Overgrowth syndromes and genomic imprinting: from mouse to man

Clin Genet. 1998 Mar;53(3):165-70.


Beckwith-Wiedemann syndrome (BWS), a human overgrowth syndrome with a complex genetic basis, is caused by alterations to chromosome 11p15, a region subject to genomic imprinting. These alterations include translocations, duplications, single gene mutations of p57KIP2, and increased expression of insulin-like growth factor 2 (IGF2). A phenotypically related X-linked overgrowth syndrome, Simpson Golabi Behmel syndrome (SGBS), is caused by alterations in glypican-3 (GPC3), a molecule that may interact with the gene products identified to be important in generating the BWS phenotype, that is, IGF2 and p57KIP2. The crucial defect in these overgrowth syndromes is likely to be an imbalance in contributions of growth-promoting genes versus growth-inhibitory genes in critical tissues at specific developmental stages. Murine models have been used to study the effects of targeted deletions of the genes p57KIP2 and GPC3, as well as overexpression of IGF2. At this time, there are still many issues which remain to be explored before we can fully understand the molecular basis of BWS and SGBS.
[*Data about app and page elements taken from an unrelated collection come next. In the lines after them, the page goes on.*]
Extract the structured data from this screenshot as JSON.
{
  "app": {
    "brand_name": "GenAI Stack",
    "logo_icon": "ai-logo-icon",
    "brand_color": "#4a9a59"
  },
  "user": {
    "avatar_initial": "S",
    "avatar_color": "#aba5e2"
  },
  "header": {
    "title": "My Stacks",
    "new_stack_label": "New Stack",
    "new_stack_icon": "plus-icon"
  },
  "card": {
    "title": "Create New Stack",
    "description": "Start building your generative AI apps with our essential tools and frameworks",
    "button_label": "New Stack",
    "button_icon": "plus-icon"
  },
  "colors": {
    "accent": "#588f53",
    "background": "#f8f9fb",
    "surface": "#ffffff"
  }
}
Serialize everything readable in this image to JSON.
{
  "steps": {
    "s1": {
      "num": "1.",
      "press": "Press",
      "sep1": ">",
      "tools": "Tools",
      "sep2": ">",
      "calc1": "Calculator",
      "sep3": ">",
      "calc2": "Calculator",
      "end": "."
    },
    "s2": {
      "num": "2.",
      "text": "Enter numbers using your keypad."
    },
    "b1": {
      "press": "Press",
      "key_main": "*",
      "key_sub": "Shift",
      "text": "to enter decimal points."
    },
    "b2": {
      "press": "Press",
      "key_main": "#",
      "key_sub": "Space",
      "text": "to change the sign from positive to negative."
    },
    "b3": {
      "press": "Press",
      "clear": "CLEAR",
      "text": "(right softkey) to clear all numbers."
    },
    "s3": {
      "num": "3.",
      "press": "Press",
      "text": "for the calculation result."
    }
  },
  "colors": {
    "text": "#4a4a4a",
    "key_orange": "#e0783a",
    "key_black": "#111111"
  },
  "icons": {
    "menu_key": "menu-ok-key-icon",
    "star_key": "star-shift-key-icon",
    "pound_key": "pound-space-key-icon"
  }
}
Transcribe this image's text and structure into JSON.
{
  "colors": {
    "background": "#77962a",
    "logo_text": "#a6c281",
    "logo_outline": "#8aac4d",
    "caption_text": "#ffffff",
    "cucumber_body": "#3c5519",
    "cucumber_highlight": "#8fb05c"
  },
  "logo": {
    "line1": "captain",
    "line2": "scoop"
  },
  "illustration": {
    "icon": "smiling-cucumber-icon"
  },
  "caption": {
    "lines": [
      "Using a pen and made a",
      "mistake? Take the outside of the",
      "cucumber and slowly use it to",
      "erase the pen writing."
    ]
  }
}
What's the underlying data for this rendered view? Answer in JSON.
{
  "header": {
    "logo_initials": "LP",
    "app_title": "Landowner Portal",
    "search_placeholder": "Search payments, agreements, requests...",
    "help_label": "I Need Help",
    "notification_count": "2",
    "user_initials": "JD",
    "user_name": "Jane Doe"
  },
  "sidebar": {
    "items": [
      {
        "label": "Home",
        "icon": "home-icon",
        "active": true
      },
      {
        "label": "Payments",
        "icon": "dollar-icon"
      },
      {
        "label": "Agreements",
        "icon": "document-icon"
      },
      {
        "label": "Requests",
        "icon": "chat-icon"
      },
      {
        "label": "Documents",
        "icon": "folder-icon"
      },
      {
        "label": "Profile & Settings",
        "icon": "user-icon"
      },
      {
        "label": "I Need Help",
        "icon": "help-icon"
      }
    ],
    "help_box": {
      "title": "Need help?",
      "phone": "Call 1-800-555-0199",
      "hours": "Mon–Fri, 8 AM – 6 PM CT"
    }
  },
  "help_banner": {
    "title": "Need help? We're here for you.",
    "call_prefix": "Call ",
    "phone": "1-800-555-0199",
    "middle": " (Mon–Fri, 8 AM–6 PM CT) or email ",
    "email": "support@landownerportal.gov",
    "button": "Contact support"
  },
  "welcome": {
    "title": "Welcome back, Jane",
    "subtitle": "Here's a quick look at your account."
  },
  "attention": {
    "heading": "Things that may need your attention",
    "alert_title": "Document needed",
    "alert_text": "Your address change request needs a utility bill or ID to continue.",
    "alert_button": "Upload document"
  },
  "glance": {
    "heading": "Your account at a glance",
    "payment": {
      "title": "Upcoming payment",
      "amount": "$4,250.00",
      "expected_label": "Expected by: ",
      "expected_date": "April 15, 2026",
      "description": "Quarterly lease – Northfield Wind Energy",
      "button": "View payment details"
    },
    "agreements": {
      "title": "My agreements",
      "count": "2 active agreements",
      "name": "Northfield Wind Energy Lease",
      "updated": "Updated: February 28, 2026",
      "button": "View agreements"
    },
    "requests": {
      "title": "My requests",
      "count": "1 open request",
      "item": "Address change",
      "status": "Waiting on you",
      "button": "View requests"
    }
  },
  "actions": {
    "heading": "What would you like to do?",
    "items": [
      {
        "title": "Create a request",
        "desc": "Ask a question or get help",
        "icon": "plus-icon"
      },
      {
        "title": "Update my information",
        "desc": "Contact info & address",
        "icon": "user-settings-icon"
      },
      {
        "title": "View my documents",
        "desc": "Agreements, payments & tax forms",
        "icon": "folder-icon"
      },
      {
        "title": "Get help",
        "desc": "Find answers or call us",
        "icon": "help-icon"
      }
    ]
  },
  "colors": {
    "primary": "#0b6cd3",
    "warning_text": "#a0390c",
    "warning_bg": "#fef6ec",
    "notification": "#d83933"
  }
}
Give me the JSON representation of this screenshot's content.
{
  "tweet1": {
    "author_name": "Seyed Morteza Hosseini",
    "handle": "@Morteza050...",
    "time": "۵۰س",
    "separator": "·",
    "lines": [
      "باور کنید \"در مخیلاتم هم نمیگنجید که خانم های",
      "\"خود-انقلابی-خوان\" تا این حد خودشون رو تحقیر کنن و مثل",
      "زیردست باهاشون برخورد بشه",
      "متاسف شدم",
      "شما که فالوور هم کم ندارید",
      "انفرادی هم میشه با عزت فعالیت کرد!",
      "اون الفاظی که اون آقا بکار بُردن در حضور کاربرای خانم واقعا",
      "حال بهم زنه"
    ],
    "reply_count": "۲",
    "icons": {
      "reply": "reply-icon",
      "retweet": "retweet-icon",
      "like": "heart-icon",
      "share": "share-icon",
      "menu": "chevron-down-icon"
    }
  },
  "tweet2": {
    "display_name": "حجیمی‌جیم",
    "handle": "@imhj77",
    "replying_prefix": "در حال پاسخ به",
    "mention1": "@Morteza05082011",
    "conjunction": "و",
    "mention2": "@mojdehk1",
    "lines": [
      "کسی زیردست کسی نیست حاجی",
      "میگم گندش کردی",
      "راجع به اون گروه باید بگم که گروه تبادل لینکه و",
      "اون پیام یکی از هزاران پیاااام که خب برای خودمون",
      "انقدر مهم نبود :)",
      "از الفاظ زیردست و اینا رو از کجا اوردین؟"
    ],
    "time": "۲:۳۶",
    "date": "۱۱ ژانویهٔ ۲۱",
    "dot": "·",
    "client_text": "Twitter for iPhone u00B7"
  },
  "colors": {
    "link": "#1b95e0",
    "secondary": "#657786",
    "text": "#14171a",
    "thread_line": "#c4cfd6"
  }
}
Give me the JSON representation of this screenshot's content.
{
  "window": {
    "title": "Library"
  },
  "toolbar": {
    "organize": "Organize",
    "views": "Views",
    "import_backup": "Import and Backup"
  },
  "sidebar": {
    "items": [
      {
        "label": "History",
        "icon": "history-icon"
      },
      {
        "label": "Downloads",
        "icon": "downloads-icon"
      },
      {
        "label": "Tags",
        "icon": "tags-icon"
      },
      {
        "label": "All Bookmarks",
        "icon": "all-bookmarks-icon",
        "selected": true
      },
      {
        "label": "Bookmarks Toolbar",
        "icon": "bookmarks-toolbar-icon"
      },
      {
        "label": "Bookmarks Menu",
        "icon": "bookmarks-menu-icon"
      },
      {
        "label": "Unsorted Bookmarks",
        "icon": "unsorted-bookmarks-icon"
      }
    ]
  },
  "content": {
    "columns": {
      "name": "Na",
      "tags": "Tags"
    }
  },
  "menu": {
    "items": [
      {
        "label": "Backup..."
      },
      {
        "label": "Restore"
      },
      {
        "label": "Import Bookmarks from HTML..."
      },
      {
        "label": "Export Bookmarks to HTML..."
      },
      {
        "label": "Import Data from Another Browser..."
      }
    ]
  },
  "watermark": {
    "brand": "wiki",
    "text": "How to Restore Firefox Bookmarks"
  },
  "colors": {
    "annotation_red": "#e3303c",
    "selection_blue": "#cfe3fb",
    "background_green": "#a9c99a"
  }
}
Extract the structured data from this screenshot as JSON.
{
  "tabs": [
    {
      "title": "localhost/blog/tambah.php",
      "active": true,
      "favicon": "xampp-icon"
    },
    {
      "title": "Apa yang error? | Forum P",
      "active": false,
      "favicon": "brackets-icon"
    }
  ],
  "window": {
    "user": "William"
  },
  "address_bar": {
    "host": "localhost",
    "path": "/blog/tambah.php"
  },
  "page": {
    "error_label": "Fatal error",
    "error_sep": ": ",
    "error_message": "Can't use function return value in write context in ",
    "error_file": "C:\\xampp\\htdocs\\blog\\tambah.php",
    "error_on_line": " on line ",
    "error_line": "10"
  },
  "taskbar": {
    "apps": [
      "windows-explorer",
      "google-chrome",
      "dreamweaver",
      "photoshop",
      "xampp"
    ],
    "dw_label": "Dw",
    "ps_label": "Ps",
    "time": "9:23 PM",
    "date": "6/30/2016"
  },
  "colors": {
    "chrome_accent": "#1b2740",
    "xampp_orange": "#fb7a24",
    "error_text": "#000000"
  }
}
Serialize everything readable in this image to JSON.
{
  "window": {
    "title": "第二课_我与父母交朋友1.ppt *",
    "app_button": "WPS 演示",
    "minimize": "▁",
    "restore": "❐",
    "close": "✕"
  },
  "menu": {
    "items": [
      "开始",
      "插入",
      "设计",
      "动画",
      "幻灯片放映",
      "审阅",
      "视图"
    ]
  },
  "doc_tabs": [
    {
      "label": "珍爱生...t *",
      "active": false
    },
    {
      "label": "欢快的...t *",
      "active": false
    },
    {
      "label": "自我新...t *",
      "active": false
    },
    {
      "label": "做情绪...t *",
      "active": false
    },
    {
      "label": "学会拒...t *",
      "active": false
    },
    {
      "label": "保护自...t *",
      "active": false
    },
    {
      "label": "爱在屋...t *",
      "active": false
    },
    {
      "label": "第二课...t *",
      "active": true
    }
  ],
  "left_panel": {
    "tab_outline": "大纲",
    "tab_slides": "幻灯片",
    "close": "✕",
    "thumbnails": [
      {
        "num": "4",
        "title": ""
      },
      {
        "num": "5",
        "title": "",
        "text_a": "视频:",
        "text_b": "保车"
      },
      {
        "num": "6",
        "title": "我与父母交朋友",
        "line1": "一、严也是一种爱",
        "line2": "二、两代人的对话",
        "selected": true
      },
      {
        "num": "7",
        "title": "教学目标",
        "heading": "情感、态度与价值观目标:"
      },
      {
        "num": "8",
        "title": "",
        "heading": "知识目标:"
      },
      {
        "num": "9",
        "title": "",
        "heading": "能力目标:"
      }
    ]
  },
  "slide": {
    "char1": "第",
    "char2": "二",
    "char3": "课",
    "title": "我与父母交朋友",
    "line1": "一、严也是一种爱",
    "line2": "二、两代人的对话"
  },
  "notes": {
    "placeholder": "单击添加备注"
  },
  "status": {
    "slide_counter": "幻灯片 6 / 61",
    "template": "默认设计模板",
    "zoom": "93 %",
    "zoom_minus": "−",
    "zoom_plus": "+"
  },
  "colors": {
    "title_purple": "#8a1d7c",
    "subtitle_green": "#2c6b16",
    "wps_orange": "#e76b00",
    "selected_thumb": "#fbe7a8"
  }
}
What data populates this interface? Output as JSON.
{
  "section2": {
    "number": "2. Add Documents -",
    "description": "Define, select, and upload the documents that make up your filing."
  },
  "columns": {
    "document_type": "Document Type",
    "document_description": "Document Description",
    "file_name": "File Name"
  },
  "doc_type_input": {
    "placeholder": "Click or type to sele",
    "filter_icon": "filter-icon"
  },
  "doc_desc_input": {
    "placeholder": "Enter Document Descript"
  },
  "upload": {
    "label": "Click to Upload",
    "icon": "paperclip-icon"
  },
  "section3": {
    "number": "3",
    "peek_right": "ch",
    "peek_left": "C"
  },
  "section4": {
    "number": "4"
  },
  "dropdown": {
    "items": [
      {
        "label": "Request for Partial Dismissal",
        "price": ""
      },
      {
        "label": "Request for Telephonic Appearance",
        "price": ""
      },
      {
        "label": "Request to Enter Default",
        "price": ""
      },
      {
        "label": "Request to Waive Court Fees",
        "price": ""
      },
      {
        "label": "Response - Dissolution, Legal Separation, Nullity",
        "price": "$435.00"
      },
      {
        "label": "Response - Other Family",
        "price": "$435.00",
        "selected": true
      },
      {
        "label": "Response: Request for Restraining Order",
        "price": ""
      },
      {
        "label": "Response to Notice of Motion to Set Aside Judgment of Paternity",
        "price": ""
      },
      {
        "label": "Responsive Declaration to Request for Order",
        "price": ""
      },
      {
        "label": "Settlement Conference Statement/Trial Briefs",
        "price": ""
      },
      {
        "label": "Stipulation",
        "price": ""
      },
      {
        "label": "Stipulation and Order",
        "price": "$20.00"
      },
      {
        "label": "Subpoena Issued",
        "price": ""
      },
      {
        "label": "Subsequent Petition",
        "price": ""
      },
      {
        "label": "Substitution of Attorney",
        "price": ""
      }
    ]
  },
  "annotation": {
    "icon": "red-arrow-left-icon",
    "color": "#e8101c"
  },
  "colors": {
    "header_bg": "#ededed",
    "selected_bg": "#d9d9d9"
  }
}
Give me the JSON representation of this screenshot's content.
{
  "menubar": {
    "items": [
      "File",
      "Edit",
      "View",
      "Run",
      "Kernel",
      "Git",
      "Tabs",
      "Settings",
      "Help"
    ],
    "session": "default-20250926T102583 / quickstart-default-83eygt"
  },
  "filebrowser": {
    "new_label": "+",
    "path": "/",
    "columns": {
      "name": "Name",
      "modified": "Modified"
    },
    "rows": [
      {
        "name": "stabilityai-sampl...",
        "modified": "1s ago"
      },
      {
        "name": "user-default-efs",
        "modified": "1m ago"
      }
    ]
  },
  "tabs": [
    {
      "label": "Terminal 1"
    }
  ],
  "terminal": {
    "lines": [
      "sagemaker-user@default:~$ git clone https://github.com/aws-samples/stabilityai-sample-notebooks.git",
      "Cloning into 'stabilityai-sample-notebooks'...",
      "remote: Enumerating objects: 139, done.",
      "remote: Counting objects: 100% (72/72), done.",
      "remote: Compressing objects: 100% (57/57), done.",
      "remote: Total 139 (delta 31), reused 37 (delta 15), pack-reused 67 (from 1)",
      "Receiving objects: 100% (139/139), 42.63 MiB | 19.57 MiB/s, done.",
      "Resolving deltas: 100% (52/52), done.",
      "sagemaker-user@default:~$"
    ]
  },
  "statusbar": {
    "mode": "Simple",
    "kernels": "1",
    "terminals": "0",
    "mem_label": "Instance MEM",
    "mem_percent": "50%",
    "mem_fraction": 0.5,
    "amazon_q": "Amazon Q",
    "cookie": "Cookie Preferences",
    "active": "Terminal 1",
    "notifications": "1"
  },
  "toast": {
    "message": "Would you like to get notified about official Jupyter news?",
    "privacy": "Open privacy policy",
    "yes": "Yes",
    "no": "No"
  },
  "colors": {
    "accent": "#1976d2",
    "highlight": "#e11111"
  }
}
Publication types

  • Review

MeSH terms

  • Animals
  • Beckwith-Wiedemann Syndrome / genetics*
  • Chromosome Mapping
  • Chromosomes, Human, Pair 11
  • Cyclin-Dependent Kinase Inhibitor p57
  • Disease Models, Animal
  • Genomic Imprinting*
  • Glypicans
  • Heparan Sulfate Proteoglycans*
  • Heparitin Sulfate / genetics
  • Humans
  • Mice
  • Nuclear Proteins / genetics
  • Proteoglycans / genetics


  • CDKN1C protein, human
  • Cdkn1c protein, mouse
  • Cyclin-Dependent Kinase Inhibitor p57
  • Glypicans
  • Heparan Sulfate Proteoglycans
  • Nuclear Proteins
  • Proteoglycans
  • Heparitin Sulfate